> WHAT TO PRODUCE
Write out the entries below in full, exactly as given.

Items from an interface collection:
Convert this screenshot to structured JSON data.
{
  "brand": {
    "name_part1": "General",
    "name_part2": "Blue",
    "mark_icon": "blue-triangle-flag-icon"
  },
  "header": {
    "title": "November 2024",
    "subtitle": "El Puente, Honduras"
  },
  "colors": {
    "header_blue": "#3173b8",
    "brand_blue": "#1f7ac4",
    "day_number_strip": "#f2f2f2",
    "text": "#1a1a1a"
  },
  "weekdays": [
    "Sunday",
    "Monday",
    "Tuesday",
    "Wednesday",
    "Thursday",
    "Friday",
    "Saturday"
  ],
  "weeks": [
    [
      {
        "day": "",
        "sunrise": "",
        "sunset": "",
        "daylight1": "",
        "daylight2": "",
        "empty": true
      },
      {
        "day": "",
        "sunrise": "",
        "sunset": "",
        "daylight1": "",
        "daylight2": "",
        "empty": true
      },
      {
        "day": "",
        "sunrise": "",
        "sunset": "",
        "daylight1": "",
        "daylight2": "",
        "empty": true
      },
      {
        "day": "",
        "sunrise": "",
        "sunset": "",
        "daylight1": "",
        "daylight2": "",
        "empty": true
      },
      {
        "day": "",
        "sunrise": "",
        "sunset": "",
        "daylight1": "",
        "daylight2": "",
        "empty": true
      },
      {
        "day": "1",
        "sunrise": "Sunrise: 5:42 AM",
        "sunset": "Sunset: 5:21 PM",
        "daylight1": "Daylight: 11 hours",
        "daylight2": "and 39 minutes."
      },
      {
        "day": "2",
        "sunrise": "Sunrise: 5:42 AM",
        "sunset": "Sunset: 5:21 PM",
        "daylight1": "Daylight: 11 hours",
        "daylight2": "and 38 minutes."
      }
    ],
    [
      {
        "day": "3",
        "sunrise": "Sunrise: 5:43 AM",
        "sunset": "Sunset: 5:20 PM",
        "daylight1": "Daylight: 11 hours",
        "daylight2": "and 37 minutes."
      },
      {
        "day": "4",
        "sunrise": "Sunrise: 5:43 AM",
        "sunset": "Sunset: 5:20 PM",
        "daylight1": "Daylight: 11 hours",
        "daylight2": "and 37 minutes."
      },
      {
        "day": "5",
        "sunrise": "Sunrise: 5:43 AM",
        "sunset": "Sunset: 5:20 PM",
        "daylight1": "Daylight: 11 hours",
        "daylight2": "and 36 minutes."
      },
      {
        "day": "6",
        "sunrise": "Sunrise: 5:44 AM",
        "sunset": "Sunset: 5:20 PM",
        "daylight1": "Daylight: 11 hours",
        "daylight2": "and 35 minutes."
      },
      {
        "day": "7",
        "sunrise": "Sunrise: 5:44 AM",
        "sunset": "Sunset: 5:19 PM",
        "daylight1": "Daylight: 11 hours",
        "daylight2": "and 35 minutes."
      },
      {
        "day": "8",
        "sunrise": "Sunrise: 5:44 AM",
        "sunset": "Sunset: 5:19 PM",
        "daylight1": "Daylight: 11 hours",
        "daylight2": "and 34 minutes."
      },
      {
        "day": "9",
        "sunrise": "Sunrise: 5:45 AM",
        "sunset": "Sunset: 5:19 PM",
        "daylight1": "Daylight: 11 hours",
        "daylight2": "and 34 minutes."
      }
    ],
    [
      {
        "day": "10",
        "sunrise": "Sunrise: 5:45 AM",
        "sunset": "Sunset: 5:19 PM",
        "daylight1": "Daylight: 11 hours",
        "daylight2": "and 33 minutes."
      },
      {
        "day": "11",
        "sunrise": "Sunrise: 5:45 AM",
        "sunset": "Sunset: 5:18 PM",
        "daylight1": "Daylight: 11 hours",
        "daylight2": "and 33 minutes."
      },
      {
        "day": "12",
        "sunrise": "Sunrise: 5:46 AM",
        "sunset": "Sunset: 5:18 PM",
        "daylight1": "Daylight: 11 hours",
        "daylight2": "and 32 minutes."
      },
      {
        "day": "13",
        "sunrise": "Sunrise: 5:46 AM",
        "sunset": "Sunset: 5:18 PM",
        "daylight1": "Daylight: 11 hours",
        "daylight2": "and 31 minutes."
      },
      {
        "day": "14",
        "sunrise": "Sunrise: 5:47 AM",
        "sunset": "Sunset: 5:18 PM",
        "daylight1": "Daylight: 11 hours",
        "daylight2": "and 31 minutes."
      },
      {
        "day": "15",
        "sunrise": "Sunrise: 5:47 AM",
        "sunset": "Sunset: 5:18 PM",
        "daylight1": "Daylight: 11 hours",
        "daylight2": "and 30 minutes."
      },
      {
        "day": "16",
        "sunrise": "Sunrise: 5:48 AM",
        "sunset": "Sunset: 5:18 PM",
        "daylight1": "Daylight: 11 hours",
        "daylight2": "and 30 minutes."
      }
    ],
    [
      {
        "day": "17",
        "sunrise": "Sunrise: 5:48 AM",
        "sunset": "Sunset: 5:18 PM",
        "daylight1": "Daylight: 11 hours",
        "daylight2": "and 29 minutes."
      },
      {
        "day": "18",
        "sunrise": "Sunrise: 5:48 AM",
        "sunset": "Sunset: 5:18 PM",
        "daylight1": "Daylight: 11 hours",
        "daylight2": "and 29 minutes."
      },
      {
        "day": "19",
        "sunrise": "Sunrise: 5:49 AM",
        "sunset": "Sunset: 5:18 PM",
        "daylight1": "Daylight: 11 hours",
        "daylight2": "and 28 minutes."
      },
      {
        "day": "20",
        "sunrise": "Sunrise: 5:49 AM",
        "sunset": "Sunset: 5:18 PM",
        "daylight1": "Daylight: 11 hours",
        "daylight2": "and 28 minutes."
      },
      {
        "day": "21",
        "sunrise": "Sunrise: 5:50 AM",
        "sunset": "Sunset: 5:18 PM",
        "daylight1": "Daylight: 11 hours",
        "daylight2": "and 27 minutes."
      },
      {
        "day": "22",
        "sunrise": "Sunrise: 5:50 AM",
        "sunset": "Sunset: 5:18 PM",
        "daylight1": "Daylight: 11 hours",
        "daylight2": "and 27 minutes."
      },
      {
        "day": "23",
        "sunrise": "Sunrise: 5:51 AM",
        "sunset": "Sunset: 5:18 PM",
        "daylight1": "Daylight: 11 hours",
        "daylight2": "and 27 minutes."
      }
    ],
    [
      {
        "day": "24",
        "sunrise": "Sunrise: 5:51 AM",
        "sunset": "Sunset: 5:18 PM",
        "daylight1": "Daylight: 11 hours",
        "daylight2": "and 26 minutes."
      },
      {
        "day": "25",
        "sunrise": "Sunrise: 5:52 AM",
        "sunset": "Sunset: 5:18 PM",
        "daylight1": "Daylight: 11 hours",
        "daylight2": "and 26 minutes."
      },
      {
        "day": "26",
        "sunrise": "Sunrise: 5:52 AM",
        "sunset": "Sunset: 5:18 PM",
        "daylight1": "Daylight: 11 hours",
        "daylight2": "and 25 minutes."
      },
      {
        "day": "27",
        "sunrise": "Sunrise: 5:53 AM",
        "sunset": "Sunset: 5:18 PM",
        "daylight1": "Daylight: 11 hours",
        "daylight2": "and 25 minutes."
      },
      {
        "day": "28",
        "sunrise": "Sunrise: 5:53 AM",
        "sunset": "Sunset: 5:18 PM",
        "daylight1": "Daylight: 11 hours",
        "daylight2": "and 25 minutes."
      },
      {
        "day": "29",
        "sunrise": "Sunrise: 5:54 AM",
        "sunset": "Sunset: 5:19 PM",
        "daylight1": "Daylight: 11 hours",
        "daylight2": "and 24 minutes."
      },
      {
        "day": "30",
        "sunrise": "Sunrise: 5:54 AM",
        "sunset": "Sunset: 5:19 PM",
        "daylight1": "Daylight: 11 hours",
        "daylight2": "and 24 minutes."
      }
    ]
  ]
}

> EXERCISE SOLUTION
Convert this screenshot to structured JSON data.
{
  "brand": {
    "name_part1": "General",
    "name_part2": "Blue",
    "mark_icon": "blue-triangle-flag-icon"
  },
  "header": {
    "title": "November 2024",
    "subtitle": "El Puente, Honduras"
  },
  "colors": {
    "header_blue": "#3173b8",
    "brand_blue": "#1f7ac4",
    "day_number_strip": "#f2f2f2",
    "text": "#1a1a1a"
  },
  "weekdays": [
    "Sunday",
    "Monday",
    "Tuesday",
    "Wednesday",
    "Thursday",
    "Friday",
    "Saturday"
  ],
  "weeks": [
    [
      {
        "day": "",
        "sunrise": "",
        "sunset": "",
        "daylight1": "",
        "daylight2": "",
        "empty": true
      },
      {
        "day": "",
        "sunrise": "",
        "sunset": "",
        "daylight1": "",
        "daylight2": "",
        "empty": true
      },
      {
        "day": "",
        "sunrise": "",
        "sunset": "",
        "daylight1": "",
        "daylight2": "",
        "empty": true
      },
      {
        "day": "",
        "sunrise": "",
        "sunset": "",
        "daylight1": "",
        "daylight2": "",
        "empty": true
      },
      {
        "day": "",
        "sunrise": "",
        "sunset": "",
        "daylight1": "",
        "daylight2": "",
        "empty": true
      },
      {
        "day": "1",
        "sunrise": "Sunrise: 5:42 AM",
        "sunset": "Sunset: 5:21 PM",
        "daylight1": "Daylight: 11 hours",
        "daylight2": "and 39 minutes."
      },
      {
        "day": "2",
        "sunrise": "Sunrise: 5:42 AM",
        "sunset": "Sunset: 5:21 PM",
        "daylight1": "Daylight: 11 hours",
        "daylight2": "and 38 minutes."
      }
    ],
    [
      {
        "day": "3",
        "sunrise": "Sunrise: 5:43 AM",
        "sunset": "Sunset: 5:20 PM",
        "daylight1": "Daylight: 11 hours",
        "daylight2": "and 37 minutes."
      },
      {
        "day": "4",
        "sunrise": "Sunrise: 5:43 AM",
        "sunset": "Sunset: 5:20 PM",
        "daylight1": "Daylight: 11 hours",
        "daylight2": "and 37 minutes."
      },
      {
        "day": "5",
        "sunrise": "Sunrise: 5:43 AM",
        "sunset": "Sunset: 5:20 PM",
        "daylight1": "Daylight: 11 hours",
        "daylight2": "and 36 minutes."
      },
      {
        "day": "6",
        "sunrise": "Sunrise: 5:44 AM",
        "sunset": "Sunset: 5:20 PM",
        "daylight1": "Daylight: 11 hours",
        "daylight2": "and 35 minutes."
      },
      {
        "day": "7",
        "sunrise": "Sunrise: 5:44 AM",
        "sunset": "Sunset: 5:19 PM",
        "daylight1": "Daylight: 11 hours",
        "daylight2": "and 35 minutes."
      },
      {
        "day": "8",
        "sunrise": "Sunrise: 5:44 AM",
        "sunset": "Sunset: 5:19 PM",
        "daylight1": "Daylight: 11 hours",
        "daylight2": "and 34 minutes."
      },
      {
        "day": "9",
        "sunrise": "Sunrise: 5:45 AM",
        "sunset": "Sunset: 5:19 PM",
        "daylight1": "Daylight: 11 hours",
        "daylight2": "and 34 minutes."
      }
    ],
    [
      {
        "day": "10",
        "sunrise": "Sunrise: 5:45 AM",
        "sunset": "Sunset: 5:19 PM",
        "daylight1": "Daylight: 11 hours",
        "daylight2": "and 33 minutes."
      },
      {
        "day": "11",
        "sunrise": "Sunrise: 5:45 AM",
        "sunset": "Sunset: 5:18 PM",
        "daylight1": "Daylight: 11 hours",
        "daylight2": "and 33 minutes."
      },
      {
        "day": "12",
        "sunrise": "Sunrise: 5:46 AM",
        "sunset": "Sunset: 5:18 PM",
        "daylight1": "Daylight: 11 hours",
        "daylight2": "and 32 minutes."
      },
      {
        "day": "13",
        "sunrise": "Sunrise: 5:46 AM",
        "sunset": "Sunset: 5:18 PM",
        "daylight1": "Daylight: 11 hours",
        "daylight2": "and 31 minutes."
      },
      {
        "day": "14",
        "sunrise": "Sunrise: 5:47 AM",
        "sunset": "Sunset: 5:18 PM",
        "daylight1": "Daylight: 11 hours",
        "daylight2": "and 31 minutes."
      },
      {
        "day": "15",
        "sunrise": "Sunrise: 5:47 AM",
        "sunset": "Sunset: 5:18 PM",
        "daylight1": "Daylight: 11 hours",
        "daylight2": "and 30 minutes."
      },
      {
        "day": "16",
        "sunrise": "Sunrise: 5:48 AM",
        "sunset": "Sunset: 5:18 PM",
        "daylight1": "Daylight: 11 hours",
        "daylight2": "and 30 minutes."
      }
    ],
    [
      {
        "day": "17",
        "sunrise": "Sunrise: 5:48 AM",
        "sunset": "Sunset: 5:18 PM",
        "daylight1": "Daylight: 11 hours",
        "daylight2": "and 29 minutes."
      },
      {
        "day": "18",
        "sunrise": "Sunrise: 5:48 AM",
        "sunset": "Sunset: 5:18 PM",
        "daylight1": "Daylight: 11 hours",
        "daylight2": "and 29 minutes."
      },
      {
        "day": "19",
        "sunrise": "Sunrise: 5:49 AM",
        "sunset": "Sunset: 5:18 PM",
        "daylight1": "Daylight: 11 hours",
        "daylight2": "and 28 minutes."
      },
      {
        "day": "20",
        "sunrise": "Sunrise: 5:49 AM",
        "sunset": "Sunset: 5:18 PM",
        "daylight1": "Daylight: 11 hours",
        "daylight2": "and 28 minutes."
      },
      {
        "day": "21",
        "sunrise": "Sunrise: 5:50 AM",
        "sunset": "Sunset: 5:18 PM",
        "daylight1": "Daylight: 11 hours",
        "daylight2": "and 27 minutes."
      },
      {
        "day": "22",
        "sunrise": "Sunrise: 5:50 AM",
        "sunset": "Sunset: 5:18 PM",
        "daylight1": "Daylight: 11 hours",
        "daylight2": "and 27 minutes."
      },
      {
        "day": "23",
        "sunrise": "Sunrise: 5:51 AM",
        "sunset": "Sunset: 5:18 PM",
        "daylight1": "Daylight: 11 hours",
        "daylight2": "and 27 minutes."
      }
    ],
    [
      {
        "day": "24",
        "sunrise": "Sunrise: 5:51 AM",
        "sunset": "Sunset: 5:18 PM",
        "daylight1": "Daylight: 11 hours",
        "daylight2": "and 26 minutes."
      },
      {
        "day": "25",
        "sunrise": "Sunrise: 5:52 AM",
        "sunset": "Sunset: 5:18 PM",
        "daylight1": "Daylight: 11 hours",
        "daylight2": "and 26 minutes."
      },
      {
        "day": "26",
        "sunrise": "Sunrise: 5:52 AM",
        "sunset": "Sunset: 5:18 PM",
        "daylight1": "Daylight: 11 hours",
        "daylight2": "and 25 minutes."
      },
      {
        "day": "27",
        "sunrise": "Sunrise: 5:53 AM",
        "sunset": "Sunset: 5:18 PM",
        "daylight1": "Daylight: 11 hours",
        "daylight2": "and 25 minutes."
      },
      {
        "day": "28",
        "sunrise": "Sunrise: 5:53 AM",
        "sunset": "Sunset: 5:18 PM",
        "daylight1": "Daylight: 11 hours",
        "daylight2": "and 25 minutes."
      },
      {
        "day": "29",
        "sunrise": "Sunrise: 5:54 AM",
        "sunset": "Sunset: 5:19 PM",
        "daylight1": "Daylight: 11 hours",
        "daylight2": "and 24 minutes."
      },
      {
        "day": "30",
        "sunrise": "Sunrise: 5:54 AM",
        "sunset": "Sunset: 5:19 PM",
        "daylight1": "Daylight: 11 hours",
        "daylight2": "and 24 minutes."
      }
    ]
  ]
}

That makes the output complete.